high fidelity mock of scoping demand

Once initiatives and features were added to the scenario's list and stack ranked, the user could do a "preliminary scoping pass", using the cut-off line to define the portion of the list that makes it to the next step. This went through several high-fidelity iterations to make sure the UI was intuitive to the users.

balsamiq sketch of resource allocation`

This is where the "supply" and "demand" met. The portfolio manager could allocate resources to initiatives/features and vice versa. If anything was over-capacity, they'd get a warning but wouldn't be stopped from experimenting.

sequencing the work into time

Sequencing was the next step that brought time into the equation. Based on pre-defined timeblocks, the portfolio manager could then allocate work & teams over the year before generating a summary.

The user could input data and play with the tool at whichever step desired, but there was an ideal process:
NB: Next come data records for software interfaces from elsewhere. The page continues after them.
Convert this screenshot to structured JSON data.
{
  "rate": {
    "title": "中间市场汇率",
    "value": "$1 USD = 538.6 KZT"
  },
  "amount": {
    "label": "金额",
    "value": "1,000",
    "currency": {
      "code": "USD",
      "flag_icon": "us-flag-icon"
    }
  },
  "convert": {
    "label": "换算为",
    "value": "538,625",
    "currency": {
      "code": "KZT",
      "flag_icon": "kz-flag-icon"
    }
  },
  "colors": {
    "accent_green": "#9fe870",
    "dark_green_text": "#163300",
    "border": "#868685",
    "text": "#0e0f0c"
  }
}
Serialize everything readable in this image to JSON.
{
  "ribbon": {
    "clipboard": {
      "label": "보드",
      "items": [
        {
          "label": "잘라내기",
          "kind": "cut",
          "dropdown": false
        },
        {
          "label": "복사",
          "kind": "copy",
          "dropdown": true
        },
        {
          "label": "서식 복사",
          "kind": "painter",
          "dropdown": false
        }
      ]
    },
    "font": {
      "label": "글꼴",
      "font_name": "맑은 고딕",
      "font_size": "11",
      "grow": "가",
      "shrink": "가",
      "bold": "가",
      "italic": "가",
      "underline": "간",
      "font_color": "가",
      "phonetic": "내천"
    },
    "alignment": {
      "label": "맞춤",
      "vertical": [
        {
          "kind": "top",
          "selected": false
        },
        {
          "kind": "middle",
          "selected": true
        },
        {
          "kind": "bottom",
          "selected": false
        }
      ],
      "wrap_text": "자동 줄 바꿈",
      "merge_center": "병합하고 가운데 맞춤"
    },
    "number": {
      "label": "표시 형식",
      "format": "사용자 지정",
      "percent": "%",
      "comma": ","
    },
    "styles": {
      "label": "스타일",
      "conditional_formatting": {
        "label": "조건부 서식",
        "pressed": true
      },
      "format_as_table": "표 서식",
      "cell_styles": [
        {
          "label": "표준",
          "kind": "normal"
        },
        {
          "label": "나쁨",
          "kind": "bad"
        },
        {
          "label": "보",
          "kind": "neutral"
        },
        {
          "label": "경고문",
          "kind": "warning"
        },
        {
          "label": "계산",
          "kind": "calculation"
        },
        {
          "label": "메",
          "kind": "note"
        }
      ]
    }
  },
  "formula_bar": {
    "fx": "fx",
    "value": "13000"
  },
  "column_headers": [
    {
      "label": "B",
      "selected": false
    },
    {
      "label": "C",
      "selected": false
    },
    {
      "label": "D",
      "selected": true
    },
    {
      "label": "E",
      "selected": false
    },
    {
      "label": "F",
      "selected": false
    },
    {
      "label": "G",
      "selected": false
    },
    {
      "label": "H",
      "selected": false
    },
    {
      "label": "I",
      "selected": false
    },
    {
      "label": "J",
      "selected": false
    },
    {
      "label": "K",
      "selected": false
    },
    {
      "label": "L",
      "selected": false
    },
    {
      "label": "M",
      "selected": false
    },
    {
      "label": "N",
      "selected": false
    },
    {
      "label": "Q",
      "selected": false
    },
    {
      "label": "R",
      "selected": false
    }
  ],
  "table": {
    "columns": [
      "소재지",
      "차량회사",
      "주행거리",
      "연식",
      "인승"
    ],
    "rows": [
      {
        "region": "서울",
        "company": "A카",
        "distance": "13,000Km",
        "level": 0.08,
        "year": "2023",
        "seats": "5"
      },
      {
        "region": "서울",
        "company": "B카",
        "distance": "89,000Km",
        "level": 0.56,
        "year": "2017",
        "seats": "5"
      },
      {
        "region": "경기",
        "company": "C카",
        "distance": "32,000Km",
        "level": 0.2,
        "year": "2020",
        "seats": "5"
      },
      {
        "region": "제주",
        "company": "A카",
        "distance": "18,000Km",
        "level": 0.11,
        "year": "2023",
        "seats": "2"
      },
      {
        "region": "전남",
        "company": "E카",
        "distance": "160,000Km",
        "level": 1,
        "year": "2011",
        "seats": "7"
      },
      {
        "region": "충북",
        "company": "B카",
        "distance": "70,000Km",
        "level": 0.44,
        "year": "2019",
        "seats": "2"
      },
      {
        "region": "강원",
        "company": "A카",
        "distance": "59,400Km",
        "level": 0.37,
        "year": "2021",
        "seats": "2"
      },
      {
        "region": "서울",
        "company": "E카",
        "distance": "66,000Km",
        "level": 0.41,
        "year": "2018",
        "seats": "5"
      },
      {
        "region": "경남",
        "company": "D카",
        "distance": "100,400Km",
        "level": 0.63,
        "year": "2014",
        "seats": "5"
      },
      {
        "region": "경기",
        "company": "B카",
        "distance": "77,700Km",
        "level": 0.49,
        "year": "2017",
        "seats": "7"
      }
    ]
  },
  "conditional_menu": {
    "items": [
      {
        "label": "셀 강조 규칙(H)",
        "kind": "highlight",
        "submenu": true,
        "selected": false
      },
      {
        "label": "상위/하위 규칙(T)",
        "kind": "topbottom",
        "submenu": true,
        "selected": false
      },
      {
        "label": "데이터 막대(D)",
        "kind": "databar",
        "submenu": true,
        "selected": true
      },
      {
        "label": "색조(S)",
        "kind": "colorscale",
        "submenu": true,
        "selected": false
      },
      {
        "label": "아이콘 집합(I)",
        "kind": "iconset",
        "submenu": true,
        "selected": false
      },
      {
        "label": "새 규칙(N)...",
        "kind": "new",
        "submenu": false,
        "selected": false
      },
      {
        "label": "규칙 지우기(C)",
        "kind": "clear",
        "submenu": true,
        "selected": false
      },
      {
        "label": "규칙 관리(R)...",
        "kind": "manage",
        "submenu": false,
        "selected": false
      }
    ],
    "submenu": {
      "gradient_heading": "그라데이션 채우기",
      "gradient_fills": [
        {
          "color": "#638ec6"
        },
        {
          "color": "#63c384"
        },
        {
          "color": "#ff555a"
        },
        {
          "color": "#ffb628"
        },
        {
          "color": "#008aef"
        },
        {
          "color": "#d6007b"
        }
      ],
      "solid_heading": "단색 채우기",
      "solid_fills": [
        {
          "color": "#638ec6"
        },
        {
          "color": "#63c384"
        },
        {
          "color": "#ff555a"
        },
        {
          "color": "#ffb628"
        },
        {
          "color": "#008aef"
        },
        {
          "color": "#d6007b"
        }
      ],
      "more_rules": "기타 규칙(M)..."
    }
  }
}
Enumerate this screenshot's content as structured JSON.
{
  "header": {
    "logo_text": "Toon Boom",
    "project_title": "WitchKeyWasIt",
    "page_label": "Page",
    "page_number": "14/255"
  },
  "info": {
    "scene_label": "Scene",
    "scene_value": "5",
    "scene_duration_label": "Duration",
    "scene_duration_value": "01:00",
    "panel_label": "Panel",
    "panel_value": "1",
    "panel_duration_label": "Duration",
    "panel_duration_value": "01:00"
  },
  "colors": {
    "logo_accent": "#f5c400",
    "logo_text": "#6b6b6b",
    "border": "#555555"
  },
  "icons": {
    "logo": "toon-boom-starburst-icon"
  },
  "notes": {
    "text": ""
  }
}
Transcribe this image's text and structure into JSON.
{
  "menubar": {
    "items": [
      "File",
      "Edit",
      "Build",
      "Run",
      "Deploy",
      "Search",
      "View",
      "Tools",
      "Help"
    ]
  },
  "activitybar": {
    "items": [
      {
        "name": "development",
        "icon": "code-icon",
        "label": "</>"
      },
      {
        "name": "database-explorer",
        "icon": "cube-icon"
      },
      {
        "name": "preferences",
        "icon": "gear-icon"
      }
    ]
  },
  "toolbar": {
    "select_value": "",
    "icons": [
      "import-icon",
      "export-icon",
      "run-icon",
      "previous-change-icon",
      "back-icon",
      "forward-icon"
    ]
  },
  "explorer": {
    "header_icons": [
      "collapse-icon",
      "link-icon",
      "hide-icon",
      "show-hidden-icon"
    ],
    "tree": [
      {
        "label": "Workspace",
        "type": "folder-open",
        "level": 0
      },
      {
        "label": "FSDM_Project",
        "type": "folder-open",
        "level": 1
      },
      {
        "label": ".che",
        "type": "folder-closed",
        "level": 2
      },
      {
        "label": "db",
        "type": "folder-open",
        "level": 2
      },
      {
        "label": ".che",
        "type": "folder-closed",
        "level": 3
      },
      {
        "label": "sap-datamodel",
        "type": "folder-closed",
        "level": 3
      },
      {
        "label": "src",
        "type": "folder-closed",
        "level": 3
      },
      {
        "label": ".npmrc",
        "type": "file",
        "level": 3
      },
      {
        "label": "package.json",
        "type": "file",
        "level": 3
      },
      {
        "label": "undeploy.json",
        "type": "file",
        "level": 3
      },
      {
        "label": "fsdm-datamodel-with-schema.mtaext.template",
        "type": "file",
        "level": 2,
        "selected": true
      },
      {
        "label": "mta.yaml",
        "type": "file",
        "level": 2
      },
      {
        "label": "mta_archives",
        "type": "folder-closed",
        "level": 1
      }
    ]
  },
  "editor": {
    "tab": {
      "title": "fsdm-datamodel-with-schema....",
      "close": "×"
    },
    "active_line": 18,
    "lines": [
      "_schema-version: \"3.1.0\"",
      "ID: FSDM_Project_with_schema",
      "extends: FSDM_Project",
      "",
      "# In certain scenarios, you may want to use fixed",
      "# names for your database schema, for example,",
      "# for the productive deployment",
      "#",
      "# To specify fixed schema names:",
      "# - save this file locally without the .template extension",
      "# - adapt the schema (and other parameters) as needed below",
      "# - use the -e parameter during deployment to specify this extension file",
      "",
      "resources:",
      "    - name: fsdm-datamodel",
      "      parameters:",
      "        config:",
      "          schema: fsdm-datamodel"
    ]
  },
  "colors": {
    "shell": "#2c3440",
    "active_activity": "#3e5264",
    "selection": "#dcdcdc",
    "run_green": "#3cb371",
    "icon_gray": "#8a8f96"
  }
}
  1. First, determine your capacity limits by defining what supply you can bring in to your scenario.
  2. Next, determine the objectives and features you want to get done and scope them.
  3. Next, bring the supply and demand together.
  4. Then allocate the "projects" to timeblocks within the defines scenario timeline
  5. Finally, generate a summary and risk report to be used for further discussion during annual planning meetings.

Each step of the way checks the ones before and details the plan a little more. At the end, a summary informs you of your completion status, how your resources are being spent and what the future timeframe has in store for your teams and objectives.

Rally planned to launch the 1st closed beta at their 2015 Rally Con, so we were working with a deadline. In order to meet MVP and make it for the grand launch, we had to descope the sequencing feature and risk assessment with plans to implement it after announce.

Likewise, further plans with ORCA included completely itegrating it into the Rally ecosystem by having scenarios able to be committed and trickled down through the project management tools. At its initial launch, ORCA provided a summary that could be communicated to the project managers and viewable in a widget.

Project ORCA was emblematic of lean UX process and lean agile development within an enterprise in and of itself. We focused on the business objectives and delivered on schedule with minimal overtime and burn within the team.